The course consisted of a good blend of classroom time, with presentations from different Wasatch resorts’ patrolling elite and a few other mega-authorities on backcountry safety, and hands-on field training. From recovering beacons to searching techniques and digging snowpits, these dudes covered the bases, but that was all secondary stuff. Their main goal was not to simply show us what to do if a massive slide buried you and your crew, but more importantly, they wanted to make sure that first and foremost, we knew how to prevent them by identifying terrain, reading slopes, finding “safe zones” and myriad testing methods of the snowpack to ensure that if we chose to ride, we did everything we could to try and prevent a tragedy. Long story short, the instructors were incredibly informative and extremely helpful, and they’re not doing this for profit, by any means. It’s actually quite the opposite. They’re doing this to make sure that when people go out into the backcountry, they’re safe. Basically, because they do care that your mother, father, family and friends will miss you when you’re gone.”

I recommend this class to anyone interested, and I would like to thank all of the instructors, Jared Ishkanian and all of his colleagues at Snowbird, and most importantly, Craig Gordon and his crew of tutors that made us all feel a little bit better about being safe out of bounds.

For more information, go to utahavalanchecenter.org or call (888) 999-4019

This is one dude you do NOT want to see when you’re in the backcountry. The local AirMed staffers flew in to let us know what to do if we’re first on the scene of an avalanche or injury, and although you definitely don’t want to encounter this guy in the woods, if something goes wrong, he’s your best hope of getting out alive.

This is one dude you do NOT want to see when you’re in the backcountry. The local AirMed staffers flew in to let us know what to do if we’re first on the scene of an avalanche or injury, and although you definitely don’t want to encounter this guy in the woods, if something goes wrong, he’s your best hope of getting out alive.

Digging snow pits is one of the best ways to assess the snow pack. However, it’s not the first step. Make sure you ALWAYS check your local avalanche report.
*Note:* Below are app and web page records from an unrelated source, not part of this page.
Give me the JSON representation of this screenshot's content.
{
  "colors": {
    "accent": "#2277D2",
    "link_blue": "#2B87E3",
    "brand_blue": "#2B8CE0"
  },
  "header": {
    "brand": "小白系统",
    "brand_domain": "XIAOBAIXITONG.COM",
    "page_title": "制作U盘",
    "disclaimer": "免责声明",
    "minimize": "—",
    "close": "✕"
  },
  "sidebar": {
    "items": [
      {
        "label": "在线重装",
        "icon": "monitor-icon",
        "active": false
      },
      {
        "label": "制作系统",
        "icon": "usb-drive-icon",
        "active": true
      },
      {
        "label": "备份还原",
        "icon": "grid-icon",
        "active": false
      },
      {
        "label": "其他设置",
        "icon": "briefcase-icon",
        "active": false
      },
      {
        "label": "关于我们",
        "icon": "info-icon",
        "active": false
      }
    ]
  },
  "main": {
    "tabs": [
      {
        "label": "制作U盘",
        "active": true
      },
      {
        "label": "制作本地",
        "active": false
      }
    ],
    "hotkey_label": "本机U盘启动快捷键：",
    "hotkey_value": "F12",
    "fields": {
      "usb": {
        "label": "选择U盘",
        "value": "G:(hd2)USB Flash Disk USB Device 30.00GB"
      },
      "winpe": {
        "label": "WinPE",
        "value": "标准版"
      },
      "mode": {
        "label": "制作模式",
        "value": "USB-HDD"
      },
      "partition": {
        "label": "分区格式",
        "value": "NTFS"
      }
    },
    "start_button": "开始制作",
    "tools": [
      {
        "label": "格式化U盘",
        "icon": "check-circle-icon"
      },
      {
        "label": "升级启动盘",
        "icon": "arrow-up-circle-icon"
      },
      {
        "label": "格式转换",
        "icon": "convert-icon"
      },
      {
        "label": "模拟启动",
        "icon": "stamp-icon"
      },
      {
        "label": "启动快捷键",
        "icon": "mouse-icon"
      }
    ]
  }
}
Snow pits are one of the last steps to assessing snow pack, and checking the report is the first. If the conditions are anywhere from “Moderate” to “Extreme,” really evaluate what is on the line. If you choose to go out, make sure you know what you’re doing and you’ve taken the proper steps to ensure your safety. The best way to do that is to take a class like this and get educated.

Digging snow pits is one of the best ways to assess the snow pack. However, it’s not the first step. Make sure you ALWAYS check your local avalanche report. Snow pits are one of the last steps to assessing snow pack, and checking the report is the first. If the conditions are anywhere from “Moderate” to “Extreme,” really evaluate what is on the line. If you choose to go out, make sure you know what you’re doing and you’ve taken the proper steps to ensure your safety. The best way to do that is to take a class like this and get educated.